Using the material below, copy every line where "nickname" appears.
====== EXERCISE MATERIAL ======
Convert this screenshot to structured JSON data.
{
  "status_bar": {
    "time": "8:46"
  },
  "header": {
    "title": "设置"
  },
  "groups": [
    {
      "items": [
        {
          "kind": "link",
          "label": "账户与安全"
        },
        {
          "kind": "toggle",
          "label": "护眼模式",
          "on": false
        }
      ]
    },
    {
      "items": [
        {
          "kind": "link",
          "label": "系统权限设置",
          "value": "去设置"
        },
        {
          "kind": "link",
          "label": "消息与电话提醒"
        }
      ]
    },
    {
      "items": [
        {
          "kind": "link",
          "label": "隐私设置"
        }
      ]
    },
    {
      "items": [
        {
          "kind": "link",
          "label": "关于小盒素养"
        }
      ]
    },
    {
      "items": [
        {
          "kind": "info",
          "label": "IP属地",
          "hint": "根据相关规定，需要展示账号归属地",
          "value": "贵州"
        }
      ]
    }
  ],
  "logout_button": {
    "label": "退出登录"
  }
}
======
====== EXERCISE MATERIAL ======
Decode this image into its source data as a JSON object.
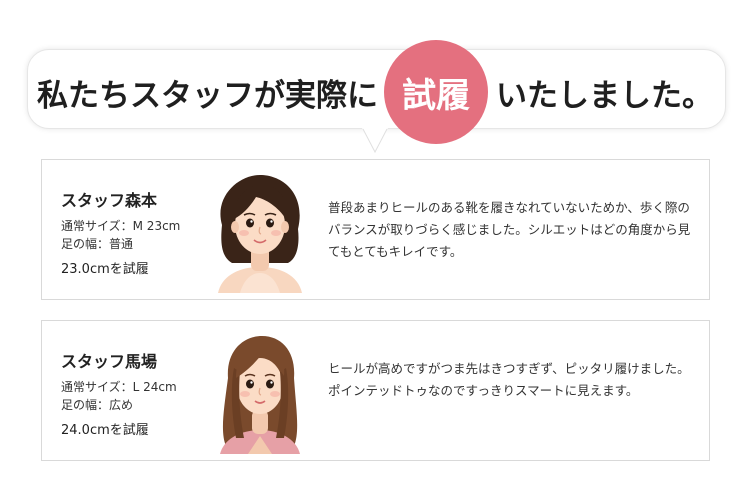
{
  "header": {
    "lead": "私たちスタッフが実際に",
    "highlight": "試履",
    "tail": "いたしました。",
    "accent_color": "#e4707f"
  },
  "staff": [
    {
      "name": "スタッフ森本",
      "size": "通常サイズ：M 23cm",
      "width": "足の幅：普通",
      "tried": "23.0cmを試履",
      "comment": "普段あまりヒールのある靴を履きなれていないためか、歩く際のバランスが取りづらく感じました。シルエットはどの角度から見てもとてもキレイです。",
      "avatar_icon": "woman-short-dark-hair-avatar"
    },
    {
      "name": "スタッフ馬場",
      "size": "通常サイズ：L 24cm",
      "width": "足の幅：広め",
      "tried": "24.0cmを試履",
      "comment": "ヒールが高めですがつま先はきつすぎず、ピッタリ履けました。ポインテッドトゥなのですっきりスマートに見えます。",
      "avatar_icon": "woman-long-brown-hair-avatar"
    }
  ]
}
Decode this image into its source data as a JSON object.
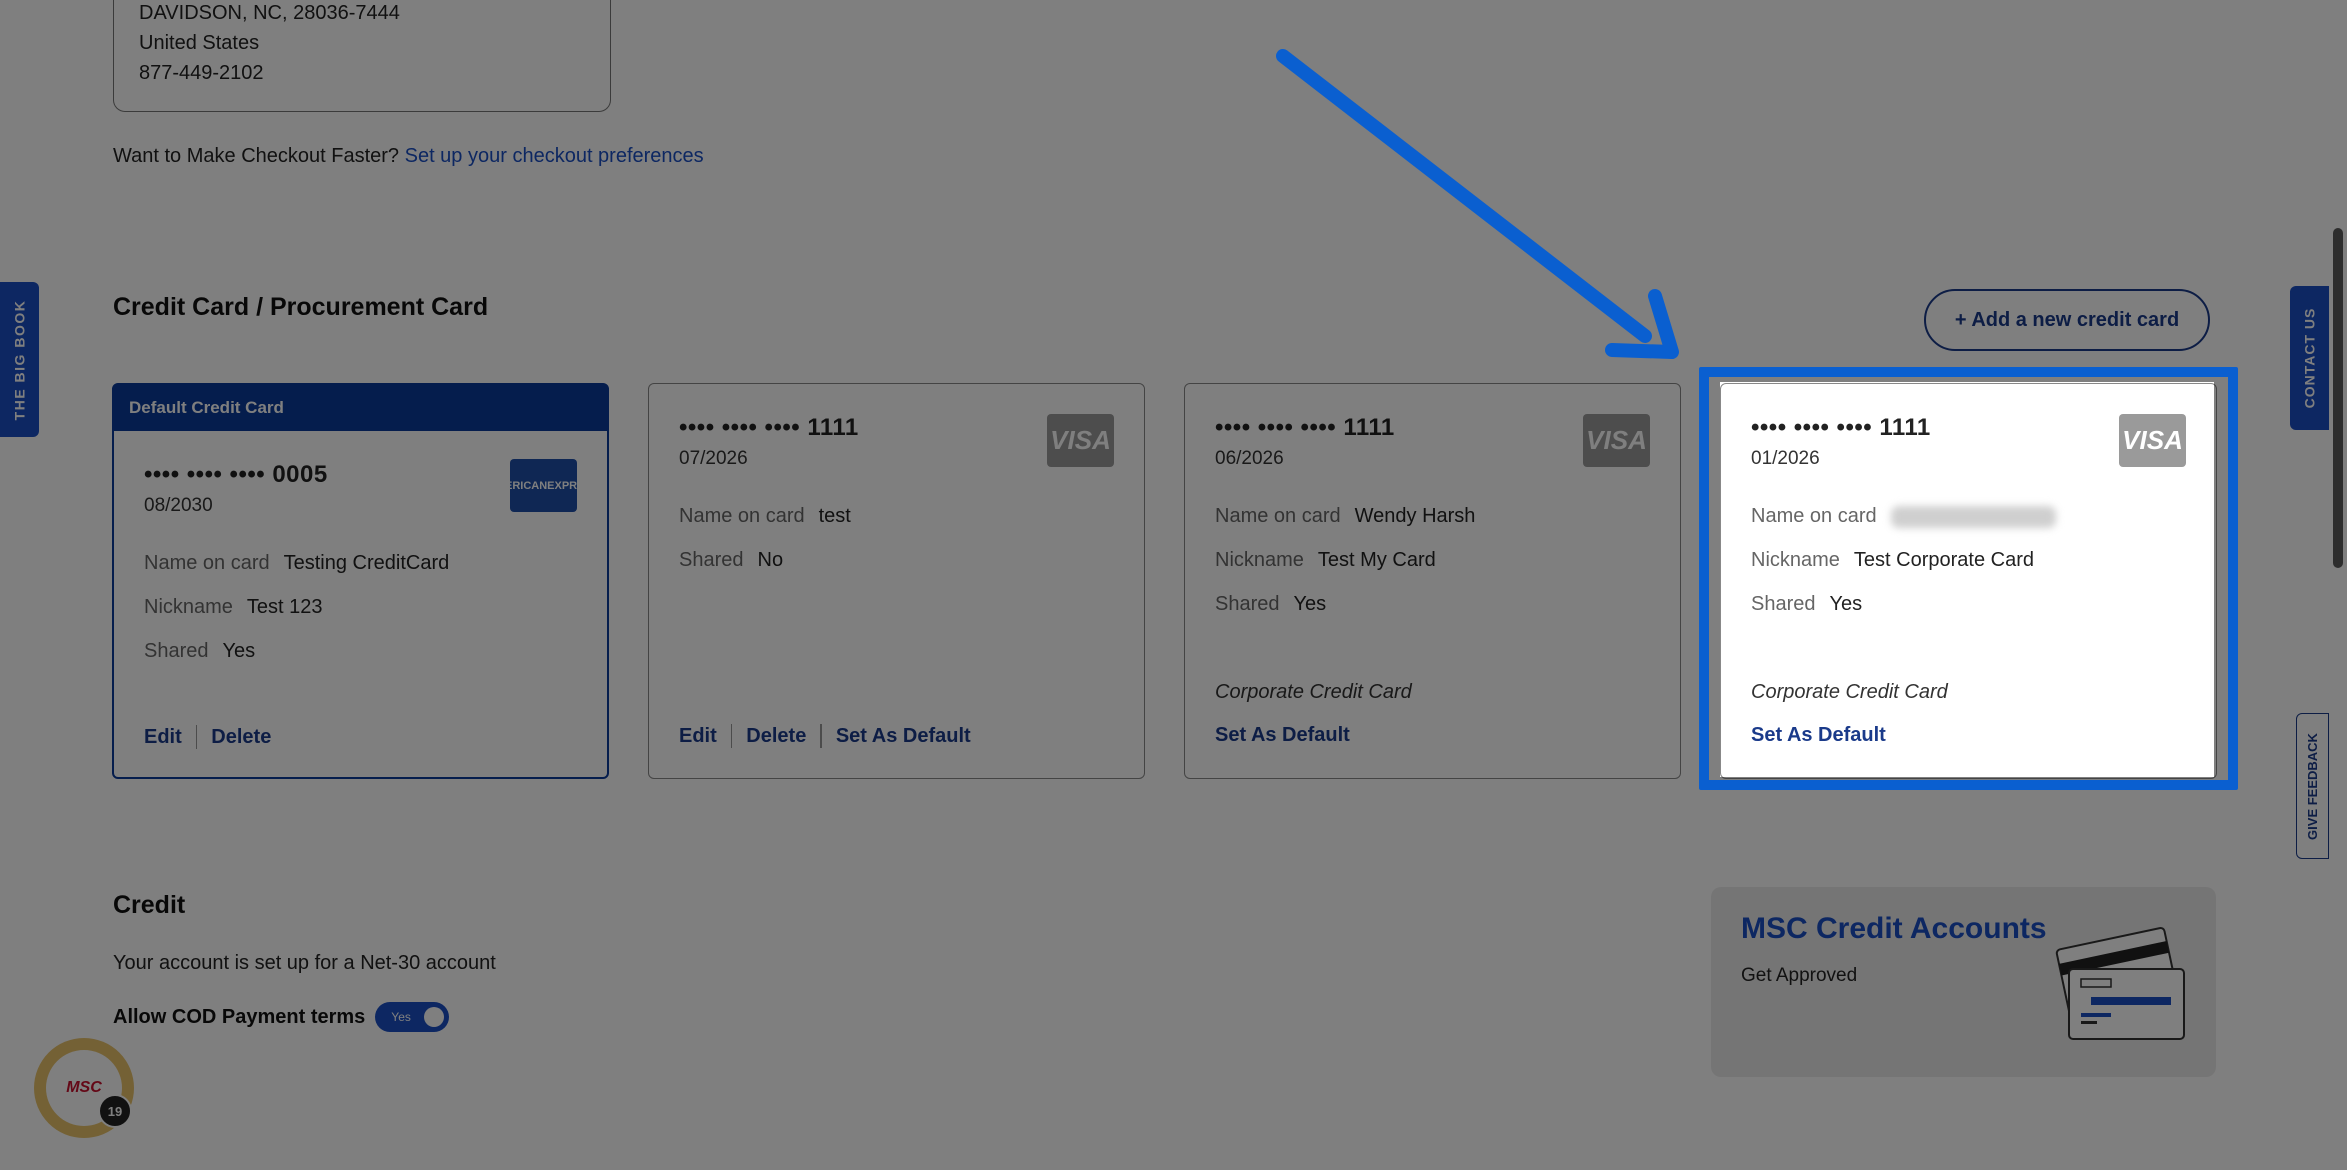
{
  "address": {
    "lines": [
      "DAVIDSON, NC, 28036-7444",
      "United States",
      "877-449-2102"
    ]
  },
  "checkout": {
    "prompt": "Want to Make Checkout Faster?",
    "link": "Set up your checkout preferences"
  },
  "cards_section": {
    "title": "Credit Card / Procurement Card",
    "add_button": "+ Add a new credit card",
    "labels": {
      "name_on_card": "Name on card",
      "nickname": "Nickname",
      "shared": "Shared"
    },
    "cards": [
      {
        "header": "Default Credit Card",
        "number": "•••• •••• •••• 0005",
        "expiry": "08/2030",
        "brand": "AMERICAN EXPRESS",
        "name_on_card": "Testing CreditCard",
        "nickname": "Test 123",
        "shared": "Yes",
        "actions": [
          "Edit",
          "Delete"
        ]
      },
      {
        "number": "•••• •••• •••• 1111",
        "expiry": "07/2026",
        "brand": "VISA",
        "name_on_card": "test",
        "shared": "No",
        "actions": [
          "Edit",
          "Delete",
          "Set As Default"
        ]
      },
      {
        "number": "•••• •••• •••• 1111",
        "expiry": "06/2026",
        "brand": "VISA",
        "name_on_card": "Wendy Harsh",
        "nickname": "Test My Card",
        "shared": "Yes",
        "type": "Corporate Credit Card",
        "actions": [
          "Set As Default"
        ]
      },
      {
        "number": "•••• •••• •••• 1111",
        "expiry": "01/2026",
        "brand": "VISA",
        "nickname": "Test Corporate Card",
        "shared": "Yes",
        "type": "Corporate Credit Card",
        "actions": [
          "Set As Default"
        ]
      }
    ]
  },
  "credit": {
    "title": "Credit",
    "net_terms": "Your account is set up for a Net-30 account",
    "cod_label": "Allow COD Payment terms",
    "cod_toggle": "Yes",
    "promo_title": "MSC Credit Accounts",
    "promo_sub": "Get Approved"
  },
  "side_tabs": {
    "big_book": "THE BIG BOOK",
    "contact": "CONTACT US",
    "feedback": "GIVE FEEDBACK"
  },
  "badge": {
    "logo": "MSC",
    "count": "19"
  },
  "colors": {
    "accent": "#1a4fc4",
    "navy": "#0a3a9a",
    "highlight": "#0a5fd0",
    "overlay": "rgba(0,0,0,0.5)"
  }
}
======
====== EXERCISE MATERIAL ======
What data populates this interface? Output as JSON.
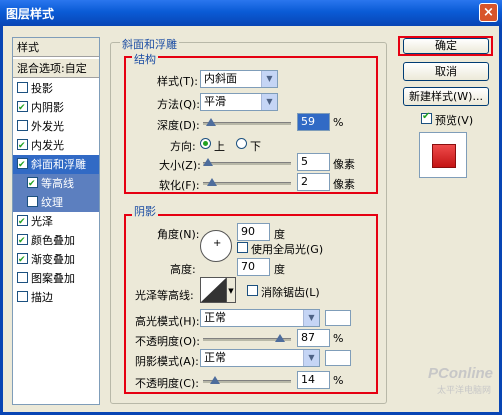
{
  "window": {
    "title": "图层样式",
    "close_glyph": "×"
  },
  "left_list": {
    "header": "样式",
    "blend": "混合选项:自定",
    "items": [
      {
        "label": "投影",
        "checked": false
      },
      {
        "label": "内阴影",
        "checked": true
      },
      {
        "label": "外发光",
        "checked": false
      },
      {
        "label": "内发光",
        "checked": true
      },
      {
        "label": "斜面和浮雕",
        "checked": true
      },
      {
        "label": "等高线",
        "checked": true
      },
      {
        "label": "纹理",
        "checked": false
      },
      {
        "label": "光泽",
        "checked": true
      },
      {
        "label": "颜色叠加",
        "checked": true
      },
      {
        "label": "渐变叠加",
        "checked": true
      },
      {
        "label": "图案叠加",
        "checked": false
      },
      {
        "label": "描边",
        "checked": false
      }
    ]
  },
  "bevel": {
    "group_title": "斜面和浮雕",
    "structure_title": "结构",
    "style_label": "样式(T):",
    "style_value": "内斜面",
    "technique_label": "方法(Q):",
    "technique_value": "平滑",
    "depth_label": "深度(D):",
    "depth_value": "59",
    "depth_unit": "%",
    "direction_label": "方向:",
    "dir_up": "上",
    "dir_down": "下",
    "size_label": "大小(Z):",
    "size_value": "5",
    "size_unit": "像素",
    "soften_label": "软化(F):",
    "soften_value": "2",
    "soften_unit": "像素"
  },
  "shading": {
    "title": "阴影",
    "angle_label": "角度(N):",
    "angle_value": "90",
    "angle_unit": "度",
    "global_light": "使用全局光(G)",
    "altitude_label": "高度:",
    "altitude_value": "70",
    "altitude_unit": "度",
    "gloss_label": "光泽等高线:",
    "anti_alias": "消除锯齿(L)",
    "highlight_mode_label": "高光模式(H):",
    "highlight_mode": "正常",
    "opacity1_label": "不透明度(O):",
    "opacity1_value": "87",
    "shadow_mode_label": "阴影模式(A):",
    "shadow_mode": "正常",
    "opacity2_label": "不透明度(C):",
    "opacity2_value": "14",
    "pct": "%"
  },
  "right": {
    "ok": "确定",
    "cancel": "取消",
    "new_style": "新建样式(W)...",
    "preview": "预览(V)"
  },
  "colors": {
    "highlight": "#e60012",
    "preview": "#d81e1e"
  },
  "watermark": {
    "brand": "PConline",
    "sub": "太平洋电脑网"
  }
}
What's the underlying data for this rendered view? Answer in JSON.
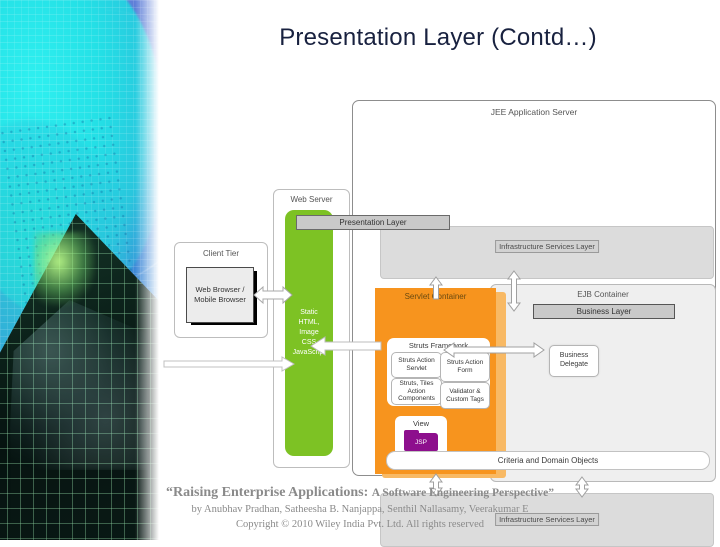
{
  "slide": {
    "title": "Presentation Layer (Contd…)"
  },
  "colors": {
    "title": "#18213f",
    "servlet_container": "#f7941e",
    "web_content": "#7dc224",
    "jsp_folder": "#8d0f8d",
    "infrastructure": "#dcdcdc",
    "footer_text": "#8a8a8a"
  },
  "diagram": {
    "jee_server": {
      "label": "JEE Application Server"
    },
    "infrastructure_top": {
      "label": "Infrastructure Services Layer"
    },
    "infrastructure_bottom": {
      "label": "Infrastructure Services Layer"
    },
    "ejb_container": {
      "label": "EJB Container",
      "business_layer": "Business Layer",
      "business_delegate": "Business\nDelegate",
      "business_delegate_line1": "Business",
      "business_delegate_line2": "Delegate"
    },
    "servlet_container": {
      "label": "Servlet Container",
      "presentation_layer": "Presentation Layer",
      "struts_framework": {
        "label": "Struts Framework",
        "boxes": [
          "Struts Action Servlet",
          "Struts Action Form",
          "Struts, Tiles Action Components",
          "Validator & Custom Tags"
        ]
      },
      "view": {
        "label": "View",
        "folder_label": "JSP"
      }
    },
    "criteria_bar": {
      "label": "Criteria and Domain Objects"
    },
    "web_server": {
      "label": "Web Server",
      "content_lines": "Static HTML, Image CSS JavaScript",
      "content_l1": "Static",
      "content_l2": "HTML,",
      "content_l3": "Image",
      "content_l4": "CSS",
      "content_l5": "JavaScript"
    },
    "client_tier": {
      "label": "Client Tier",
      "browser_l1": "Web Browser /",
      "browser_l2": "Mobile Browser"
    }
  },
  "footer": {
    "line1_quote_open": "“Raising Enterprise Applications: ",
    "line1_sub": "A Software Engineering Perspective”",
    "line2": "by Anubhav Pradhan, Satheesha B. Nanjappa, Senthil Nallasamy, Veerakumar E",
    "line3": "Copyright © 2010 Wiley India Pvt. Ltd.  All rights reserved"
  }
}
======
**RESULT OF THE TASK:**
      "nickname": "Nickname",
        "nickname": "Test 123",
        "nickname": "Test My Card",
        "nickname": "Test Corporate Card",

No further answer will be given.